## The problem
Images excluded, repeat each entry below exactly.

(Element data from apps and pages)
----

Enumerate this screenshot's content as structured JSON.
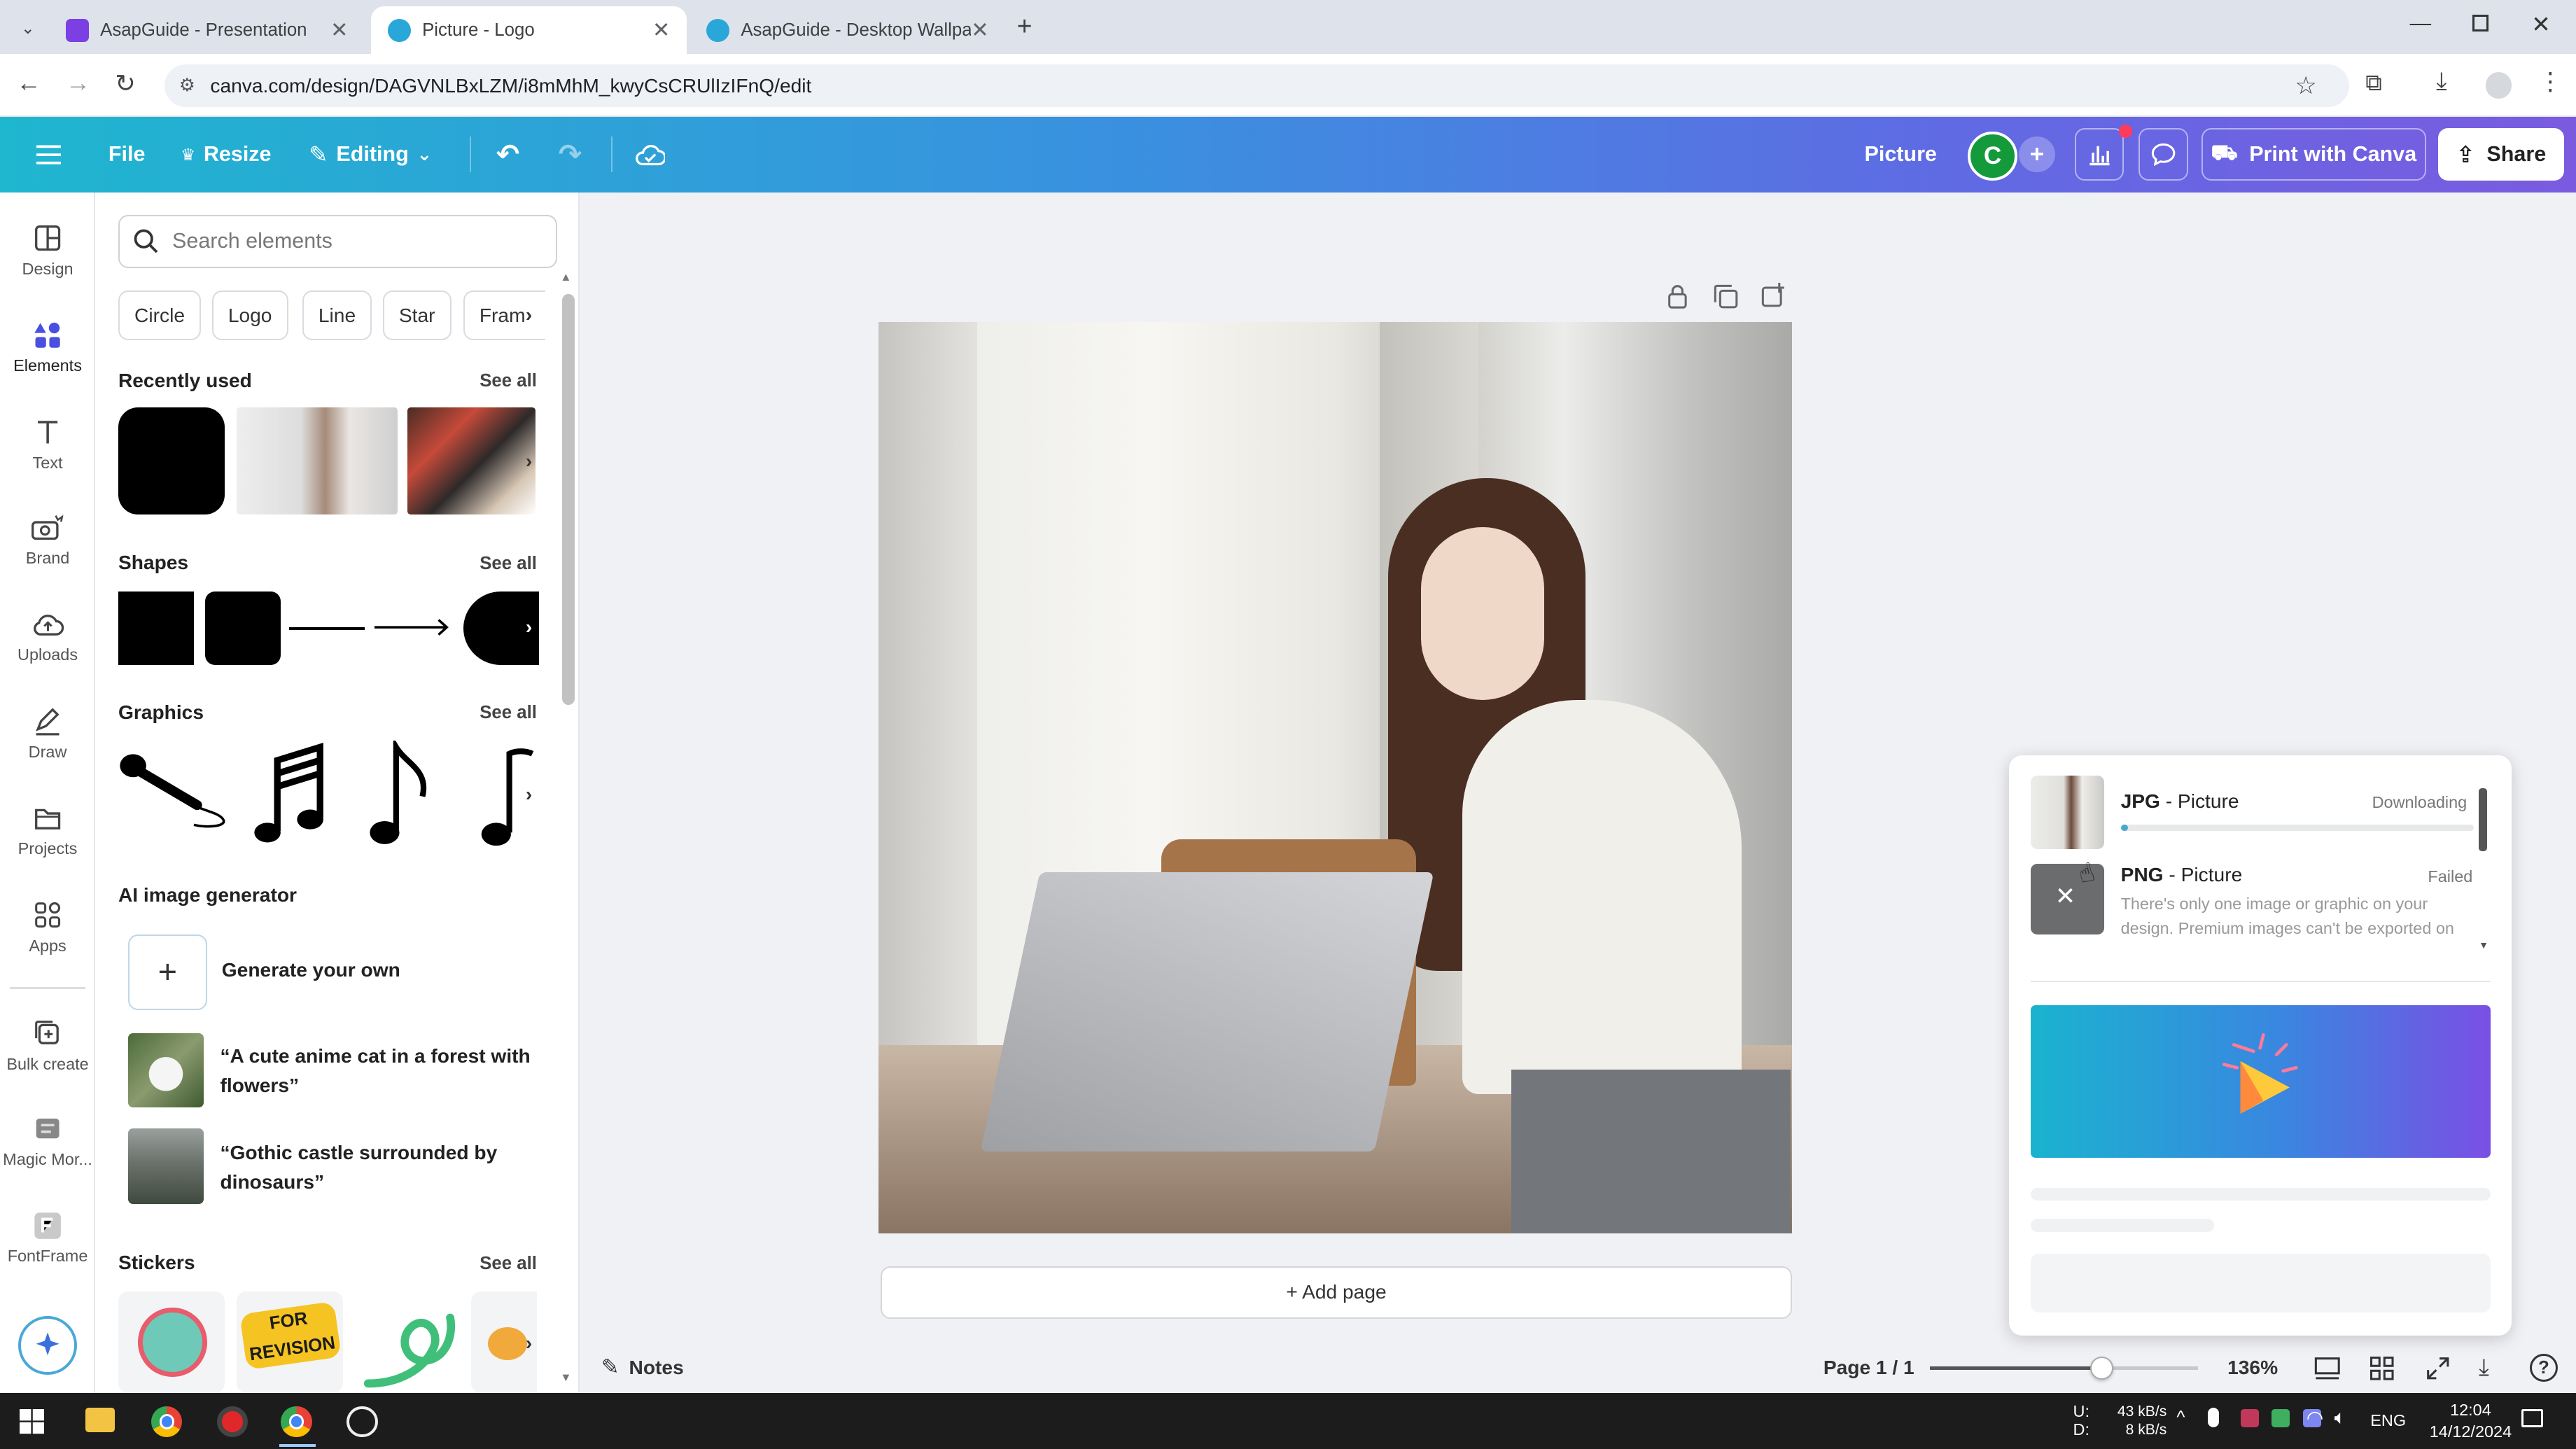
{
  "browser": {
    "tabs": [
      {
        "title": "AsapGuide - Presentation",
        "active": false
      },
      {
        "title": "Picture - Logo",
        "active": true
      },
      {
        "title": "AsapGuide - Desktop Wallpape",
        "active": false
      }
    ],
    "url": "canva.com/design/DAGVNLBxLZM/i8mMhM_kwyCsCRUlIzIFnQ/edit"
  },
  "toolbar": {
    "file": "File",
    "resize": "Resize",
    "editing": "Editing",
    "doc_title": "Picture",
    "avatar_letter": "C",
    "print": "Print with Canva",
    "share": "Share"
  },
  "rail": [
    {
      "label": "Design",
      "icon": "design-icon"
    },
    {
      "label": "Elements",
      "icon": "elements-icon",
      "active": true
    },
    {
      "label": "Text",
      "icon": "text-icon"
    },
    {
      "label": "Brand",
      "icon": "brand-icon"
    },
    {
      "label": "Uploads",
      "icon": "uploads-icon"
    },
    {
      "label": "Draw",
      "icon": "draw-icon"
    },
    {
      "label": "Projects",
      "icon": "projects-icon"
    },
    {
      "label": "Apps",
      "icon": "apps-icon"
    },
    {
      "label": "Bulk create",
      "icon": "bulk-create-icon"
    },
    {
      "label": "Magic Mor...",
      "icon": "magic-morph-icon"
    },
    {
      "label": "FontFrame",
      "icon": "fontframe-icon"
    }
  ],
  "panel": {
    "search_placeholder": "Search elements",
    "chips": [
      "Circle",
      "Logo",
      "Line",
      "Star",
      "Fram"
    ],
    "recently_used": "Recently used",
    "shapes": "Shapes",
    "graphics": "Graphics",
    "ai": "AI image generator",
    "generate": "Generate your own",
    "prompt1": "“A cute anime cat in a forest with flowers”",
    "prompt2": "“Gothic castle surrounded by dinosaurs”",
    "stickers": "Stickers",
    "see_all": "See all",
    "sticker_text": "FOR REVISION"
  },
  "canvas": {
    "add_page": "+ Add page"
  },
  "bottom": {
    "notes": "Notes",
    "page": "Page 1 / 1",
    "zoom": "136%",
    "zoom_level": 0.64
  },
  "downloads": [
    {
      "format": "JPG",
      "name": " - Picture",
      "status": "Downloading",
      "progress": 0.02
    },
    {
      "format": "PNG",
      "name": " - Picture",
      "status": "Failed",
      "message": "There's only one image or graphic on your design. Premium images can't be exported on"
    }
  ],
  "taskbar": {
    "net_up": "U:",
    "net_down": "D:",
    "up_rate": "43 kB/s",
    "down_rate": "8 kB/s",
    "lang": "ENG",
    "time": "12:04",
    "date": "14/12/2024"
  }
}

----

## Solution
Enumerate this screenshot's content as structured JSON.
{
  "browser": {
    "tabs": [
      {
        "title": "AsapGuide - Presentation",
        "active": false
      },
      {
        "title": "Picture - Logo",
        "active": true
      },
      {
        "title": "AsapGuide - Desktop Wallpape",
        "active": false
      }
    ],
    "url": "canva.com/design/DAGVNLBxLZM/i8mMhM_kwyCsCRUlIzIFnQ/edit"
  },
  "toolbar": {
    "file": "File",
    "resize": "Resize",
    "editing": "Editing",
    "doc_title": "Picture",
    "avatar_letter": "C",
    "print": "Print with Canva",
    "share": "Share"
  },
  "rail": [
    {
      "label": "Design",
      "icon": "design-icon"
    },
    {
      "label": "Elements",
      "icon": "elements-icon",
      "active": true
    },
    {
      "label": "Text",
      "icon": "text-icon"
    },
    {
      "label": "Brand",
      "icon": "brand-icon"
    },
    {
      "label": "Uploads",
      "icon": "uploads-icon"
    },
    {
      "label": "Draw",
      "icon": "draw-icon"
    },
    {
      "label": "Projects",
      "icon": "projects-icon"
    },
    {
      "label": "Apps",
      "icon": "apps-icon"
    },
    {
      "label": "Bulk create",
      "icon": "bulk-create-icon"
    },
    {
      "label": "Magic Mor...",
      "icon": "magic-morph-icon"
    },
    {
      "label": "FontFrame",
      "icon": "fontframe-icon"
    }
  ],
  "panel": {
    "search_placeholder": "Search elements",
    "chips": [
      "Circle",
      "Logo",
      "Line",
      "Star",
      "Fram"
    ],
    "recently_used": "Recently used",
    "shapes": "Shapes",
    "graphics": "Graphics",
    "ai": "AI image generator",
    "generate": "Generate your own",
    "prompt1": "“A cute anime cat in a forest with flowers”",
    "prompt2": "“Gothic castle surrounded by dinosaurs”",
    "stickers": "Stickers",
    "see_all": "See all",
    "sticker_text": "FOR REVISION"
  },
  "canvas": {
    "add_page": "+ Add page"
  },
  "bottom": {
    "notes": "Notes",
    "page": "Page 1 / 1",
    "zoom": "136%",
    "zoom_level": 0.64
  },
  "downloads": [
    {
      "format": "JPG",
      "name": " - Picture",
      "status": "Downloading",
      "progress": 0.02
    },
    {
      "format": "PNG",
      "name": " - Picture",
      "status": "Failed",
      "message": "There's only one image or graphic on your design. Premium images can't be exported on"
    }
  ],
  "taskbar": {
    "net_up": "U:",
    "net_down": "D:",
    "up_rate": "43 kB/s",
    "down_rate": "8 kB/s",
    "lang": "ENG",
    "time": "12:04",
    "date": "14/12/2024"
  }
}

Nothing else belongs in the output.